DATA LISTING: Begin
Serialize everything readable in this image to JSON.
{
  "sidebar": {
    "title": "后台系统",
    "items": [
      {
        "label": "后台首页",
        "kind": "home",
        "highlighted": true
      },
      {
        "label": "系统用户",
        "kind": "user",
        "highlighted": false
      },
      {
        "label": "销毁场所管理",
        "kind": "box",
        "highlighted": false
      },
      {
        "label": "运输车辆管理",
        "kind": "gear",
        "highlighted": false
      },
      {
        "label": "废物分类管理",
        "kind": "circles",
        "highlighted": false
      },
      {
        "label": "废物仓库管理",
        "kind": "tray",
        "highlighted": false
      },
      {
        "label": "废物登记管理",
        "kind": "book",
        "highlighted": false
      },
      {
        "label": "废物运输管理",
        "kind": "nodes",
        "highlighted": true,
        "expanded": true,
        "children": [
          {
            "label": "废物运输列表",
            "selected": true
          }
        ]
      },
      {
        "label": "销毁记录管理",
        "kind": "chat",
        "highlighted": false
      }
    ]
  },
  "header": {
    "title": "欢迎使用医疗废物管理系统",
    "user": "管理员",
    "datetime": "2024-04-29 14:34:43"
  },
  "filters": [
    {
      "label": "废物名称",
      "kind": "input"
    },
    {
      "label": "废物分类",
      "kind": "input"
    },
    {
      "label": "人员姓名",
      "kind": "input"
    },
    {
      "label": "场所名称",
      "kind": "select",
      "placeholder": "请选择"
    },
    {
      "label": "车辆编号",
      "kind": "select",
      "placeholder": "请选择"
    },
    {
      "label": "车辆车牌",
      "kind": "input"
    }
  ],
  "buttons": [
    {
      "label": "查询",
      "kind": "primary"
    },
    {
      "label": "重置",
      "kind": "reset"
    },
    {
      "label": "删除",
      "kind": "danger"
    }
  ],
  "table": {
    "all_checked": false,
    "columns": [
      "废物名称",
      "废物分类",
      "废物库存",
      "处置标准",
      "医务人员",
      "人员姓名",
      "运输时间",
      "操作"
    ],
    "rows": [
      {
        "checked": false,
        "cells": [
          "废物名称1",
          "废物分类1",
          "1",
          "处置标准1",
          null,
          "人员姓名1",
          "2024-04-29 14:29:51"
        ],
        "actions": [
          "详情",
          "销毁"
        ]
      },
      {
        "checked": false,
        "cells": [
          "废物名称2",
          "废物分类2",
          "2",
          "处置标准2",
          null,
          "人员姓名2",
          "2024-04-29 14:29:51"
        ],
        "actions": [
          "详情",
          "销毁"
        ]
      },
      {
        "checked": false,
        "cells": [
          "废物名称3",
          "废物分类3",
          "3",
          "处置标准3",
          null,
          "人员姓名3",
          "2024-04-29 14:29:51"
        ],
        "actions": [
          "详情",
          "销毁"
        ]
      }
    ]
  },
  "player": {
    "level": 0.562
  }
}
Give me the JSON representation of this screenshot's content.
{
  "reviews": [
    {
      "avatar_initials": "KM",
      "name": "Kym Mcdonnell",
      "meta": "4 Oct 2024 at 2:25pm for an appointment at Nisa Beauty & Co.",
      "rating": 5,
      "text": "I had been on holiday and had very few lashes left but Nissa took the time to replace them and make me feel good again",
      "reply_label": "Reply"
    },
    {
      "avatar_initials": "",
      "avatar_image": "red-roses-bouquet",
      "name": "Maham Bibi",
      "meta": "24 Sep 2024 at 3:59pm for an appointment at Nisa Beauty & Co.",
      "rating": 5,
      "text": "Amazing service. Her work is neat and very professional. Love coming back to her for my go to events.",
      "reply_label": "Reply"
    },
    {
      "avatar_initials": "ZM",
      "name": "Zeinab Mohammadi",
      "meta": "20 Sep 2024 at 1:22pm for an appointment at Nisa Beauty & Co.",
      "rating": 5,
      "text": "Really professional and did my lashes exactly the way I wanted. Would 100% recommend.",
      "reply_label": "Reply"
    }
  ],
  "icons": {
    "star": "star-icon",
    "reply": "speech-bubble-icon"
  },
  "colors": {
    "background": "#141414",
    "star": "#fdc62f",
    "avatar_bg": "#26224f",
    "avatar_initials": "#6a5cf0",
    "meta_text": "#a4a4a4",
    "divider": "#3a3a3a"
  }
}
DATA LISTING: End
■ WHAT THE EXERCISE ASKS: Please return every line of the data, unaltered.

■ SOLVED EXERCISE:
Serialize everything readable in this image to JSON.
{
  "sidebar": {
    "title": "后台系统",
    "items": [
      {
        "label": "后台首页",
        "kind": "home",
        "highlighted": true
      },
      {
        "label": "系统用户",
        "kind": "user",
        "highlighted": false
      },
      {
        "label": "销毁场所管理",
        "kind": "box",
        "highlighted": false
      },
      {
        "label": "运输车辆管理",
        "kind": "gear",
        "highlighted": false
      },
      {
        "label": "废物分类管理",
        "kind": "circles",
        "highlighted": false
      },
      {
        "label": "废物仓库管理",
        "kind": "tray",
        "highlighted": false
      },
      {
        "label": "废物登记管理",
        "kind": "book",
        "highlighted": false
      },
      {
        "label": "废物运输管理",
        "kind": "nodes",
        "highlighted": true,
        "expanded": true,
        "children": [
          {
            "label": "废物运输列表",
            "selected": true
          }
        ]
      },
      {
        "label": "销毁记录管理",
        "kind": "chat",
        "highlighted": false
      }
    ]
  },
  "header": {
    "title": "欢迎使用医疗废物管理系统",
    "user": "管理员",
    "datetime": "2024-04-29 14:34:43"
  },
  "filters": [
    {
      "label": "废物名称",
      "kind": "input"
    },
    {
      "label": "废物分类",
      "kind": "input"
    },
    {
      "label": "人员姓名",
      "kind": "input"
    },
    {
      "label": "场所名称",
      "kind": "select",
      "placeholder": "请选择"
    },
    {
      "label": "车辆编号",
      "kind": "select",
      "placeholder": "请选择"
    },
    {
      "label": "车辆车牌",
      "kind": "input"
    }
  ],
  "buttons": [
    {
      "label": "查询",
      "kind": "primary"
    },
    {
      "label": "重置",
      "kind": "reset"
    },
    {
      "label": "删除",
      "kind": "danger"
    }
  ],
  "table": {
    "all_checked": false,
    "columns": [
      "废物名称",
      "废物分类",
      "废物库存",
      "处置标准",
      "医务人员",
      "人员姓名",
      "运输时间",
      "操作"
    ],
    "rows": [
      {
        "checked": false,
        "cells": [
          "废物名称1",
          "废物分类1",
          "1",
          "处置标准1",
          null,
          "人员姓名1",
          "2024-04-29 14:29:51"
        ],
        "actions": [
          "详情",
          "销毁"
        ]
      },
      {
        "checked": false,
        "cells": [
          "废物名称2",
          "废物分类2",
          "2",
          "处置标准2",
          null,
          "人员姓名2",
          "2024-04-29 14:29:51"
        ],
        "actions": [
          "详情",
          "销毁"
        ]
      },
      {
        "checked": false,
        "cells": [
          "废物名称3",
          "废物分类3",
          "3",
          "处置标准3",
          null,
          "人员姓名3",
          "2024-04-29 14:29:51"
        ],
        "actions": [
          "详情",
          "销毁"
        ]
      }
    ]
  },
  "player": {
    "level": 0.562
  }
}
Give me the JSON representation of this screenshot's content.
{
  "reviews": [
    {
      "avatar_initials": "KM",
      "name": "Kym Mcdonnell",
      "meta": "4 Oct 2024 at 2:25pm for an appointment at Nisa Beauty & Co.",
      "rating": 5,
      "text": "I had been on holiday and had very few lashes left but Nissa took the time to replace them and make me feel good again",
      "reply_label": "Reply"
    },
    {
      "avatar_initials": "",
      "avatar_image": "red-roses-bouquet",
      "name": "Maham Bibi",
      "meta": "24 Sep 2024 at 3:59pm for an appointment at Nisa Beauty & Co.",
      "rating": 5,
      "text": "Amazing service. Her work is neat and very professional. Love coming back to her for my go to events.",
      "reply_label": "Reply"
    },
    {
      "avatar_initials": "ZM",
      "name": "Zeinab Mohammadi",
      "meta": "20 Sep 2024 at 1:22pm for an appointment at Nisa Beauty & Co.",
      "rating": 5,
      "text": "Really professional and did my lashes exactly the way I wanted. Would 100% recommend.",
      "reply_label": "Reply"
    }
  ],
  "icons": {
    "star": "star-icon",
    "reply": "speech-bubble-icon"
  },
  "colors": {
    "background": "#141414",
    "star": "#fdc62f",
    "avatar_bg": "#26224f",
    "avatar_initials": "#6a5cf0",
    "meta_text": "#a4a4a4",
    "divider": "#3a3a3a"
  }
}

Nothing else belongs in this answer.